Quality of wheat grain is a complex trait that depends mostly on the quantity and quality of protein and unified interactions between high molecular glutenin, gliadin, low molecular glutenins and abiotic stresses. The objective of this study was to evaluate the effects of genotype, environment and genotype × environment interaction on quality and some agronomic traits in wheat. Twenty divergent genotypes of winter wheat, per five from Serbia, Russia, France and Hungary were analysed in this paper. Variability was observed for quality (grain protein content and sedimentation) and agronomic traits (thousand-grain weight and test weight) in three growing seasons (2007/08, 2008/09 and 2009/10). Genotypes were statistically analysed [basic statistical parameters, AMMI biplot for the content of protein, correlation and Principal Component Analysis (PCA)] in order to assess the impact of different growing seasons on selected cultivars. AMMI analysis determined that 2008/09 was very significant for most of the genotypes. The Hungarian cultivar GK-Zugoly had the highest grain protein content (14.4%). Correlation analysis showed different relationships between the traits. PCA indicated that the total variation reflected the first two components represented with 80%, but the first principal component was more important. Results of this paper indicate that the varieties MV-Csardas and Pamyati Kalinenko can be used as a good source of genetic material for future breeding program for agro-ecological conditions of Vojvodina.

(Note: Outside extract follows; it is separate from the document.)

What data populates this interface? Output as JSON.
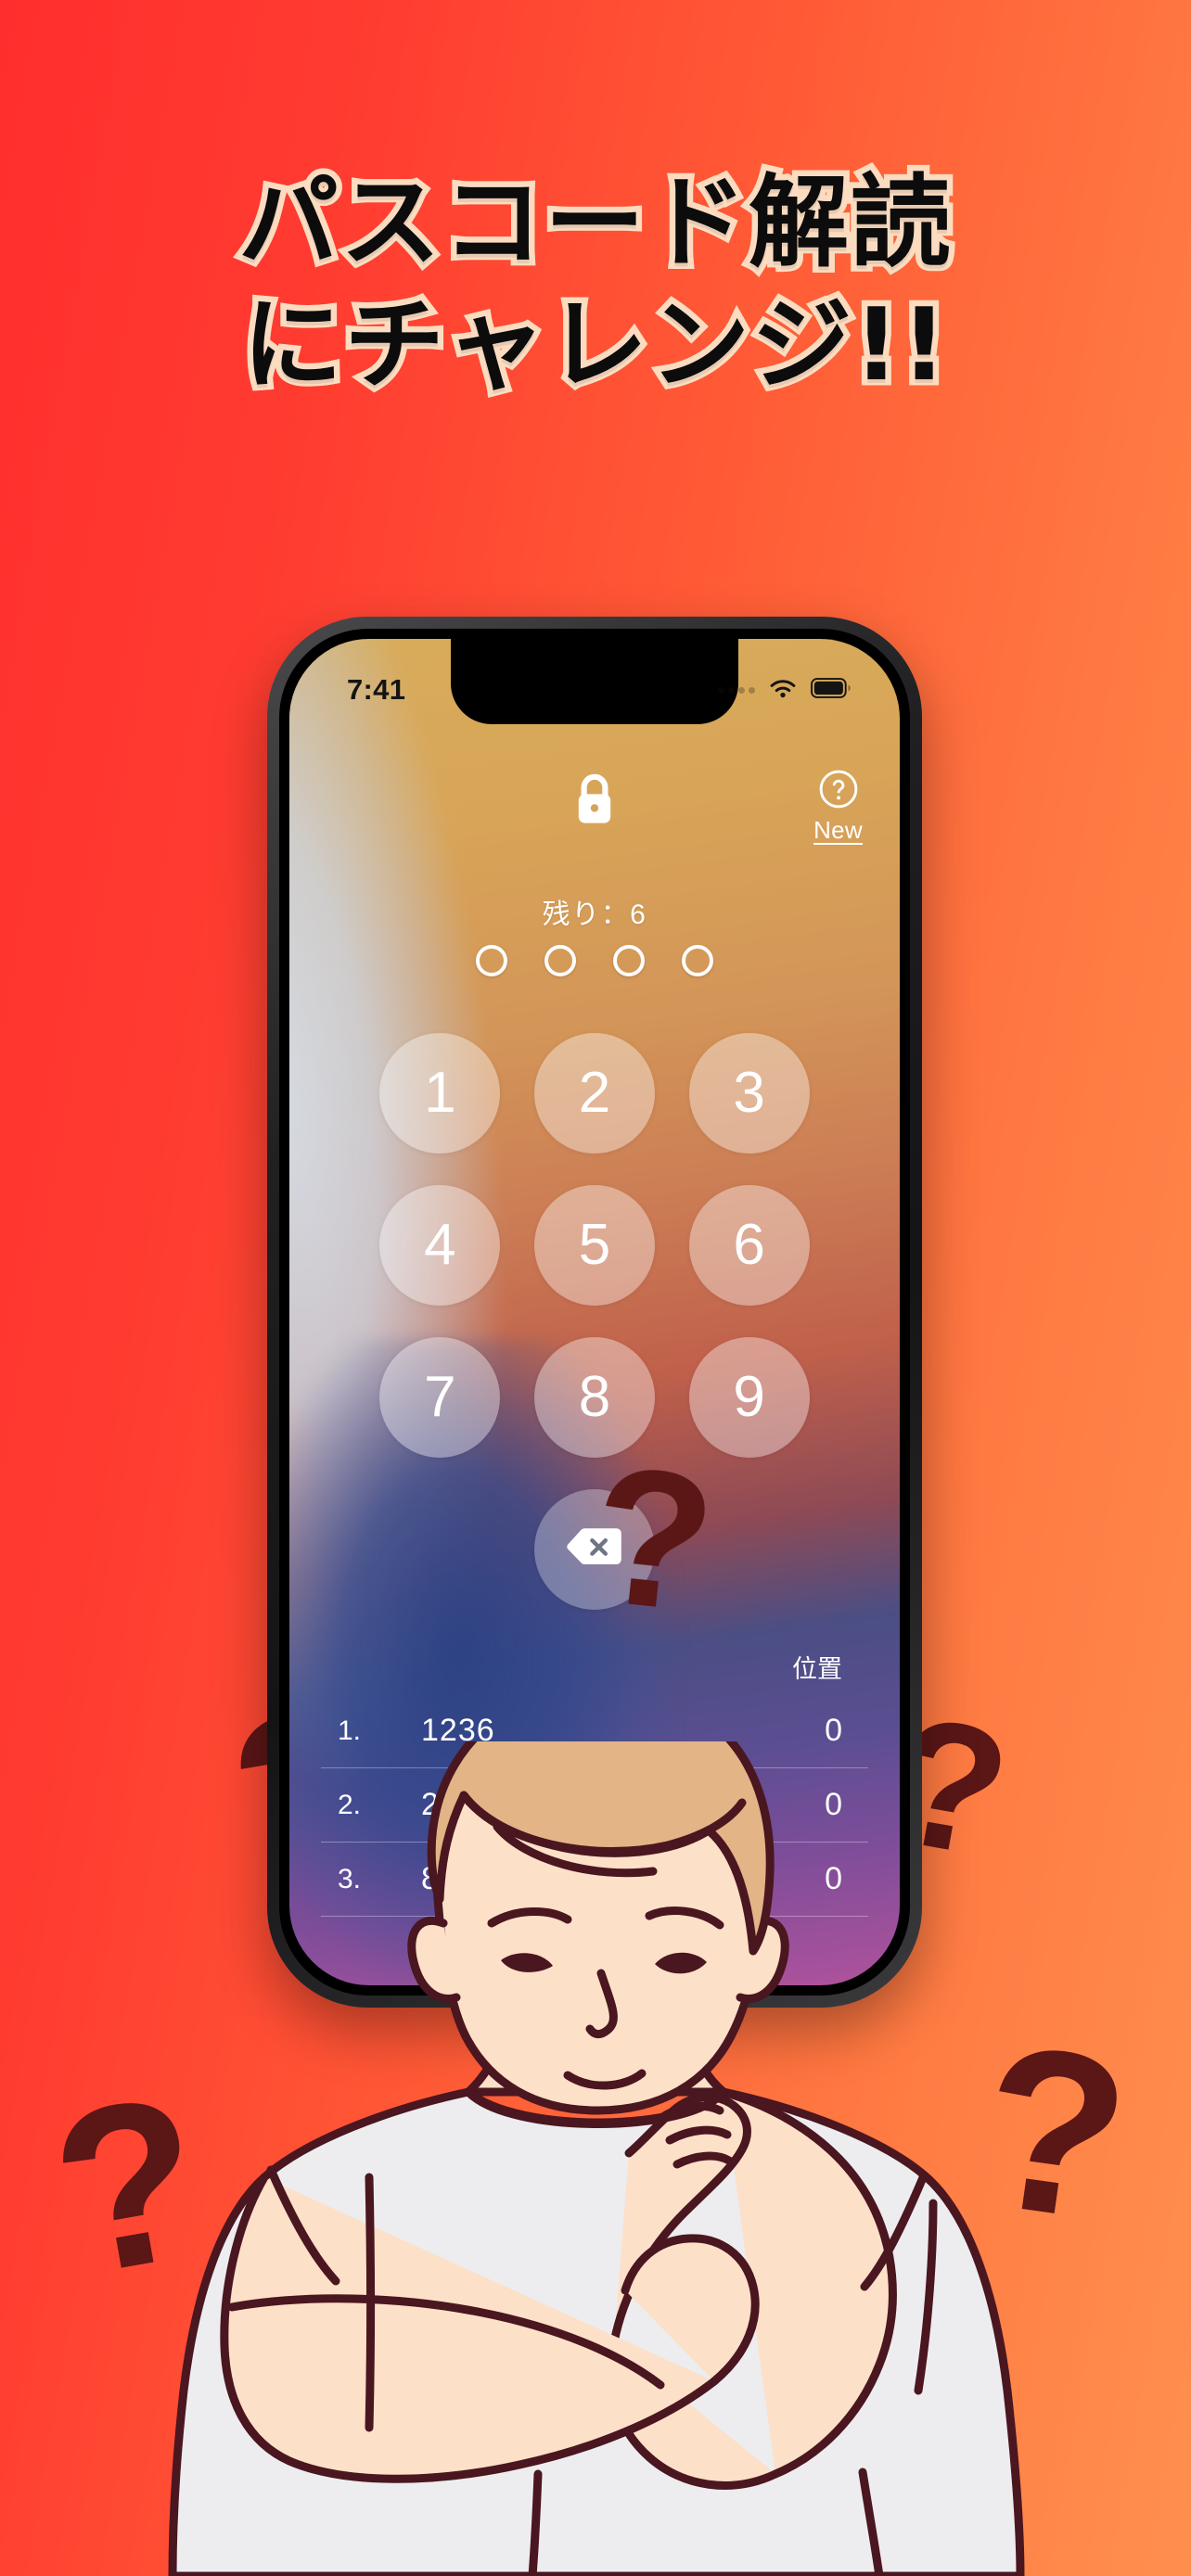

Authors:S. Sareen, R. Munjal, N. Singh, B. Singh, R. Verma, B. Meena, J. Shoran, A. Sarial, and S. Singh
Terminal heat, which is referred as increase in temperature during grain filling, is one of the important stress factors for wheat production. Current estimates indicate that wheat crop grown on around 13.5mha in India is affected by heat stress. In order to meet the challenges of high temperature ahead of global warming, concerted efforts are needed to evaluate germplasm for heat tolerance and identify and develop genotypes suitable for such stressed environments. The advanced wheat genotypes developed for stress and normal environments by different research centers were evaluated across 7 locations representing varied agroclimatic zones during 2007–08 and 2008–09 to study their adaptability for heat stress and non-stress environments. The additive main effects and multiplicative interaction analysis for G × E interactions revealed differences amongst locations to phenology and grain yield. Genotype RAJ 4083 developed for cultivation under late sown conditions in peninsular zone was also found adaptable to timely sown conditions. Similarly, HD 2733 a cultivar of NEPZ timely sown conditions and PBW 574 an advanced breeding line of NWPZ late sown conditions was found adapted to Peninsular zone. The cultivar RAJ 3765 showed specific adaptability to Pantnagar in NWPZ. Genotype NW 3069 developed for NEPZ timely sown conditions have shown adaptability to number of locations; timely sown conditions at Karnal and Hisar in NWPZ and Niphad in PZ. Likewise, WH 1022 developed for NEPZ late sown conditions exhibited specific adaptability to all timely sown locations in NWPZ.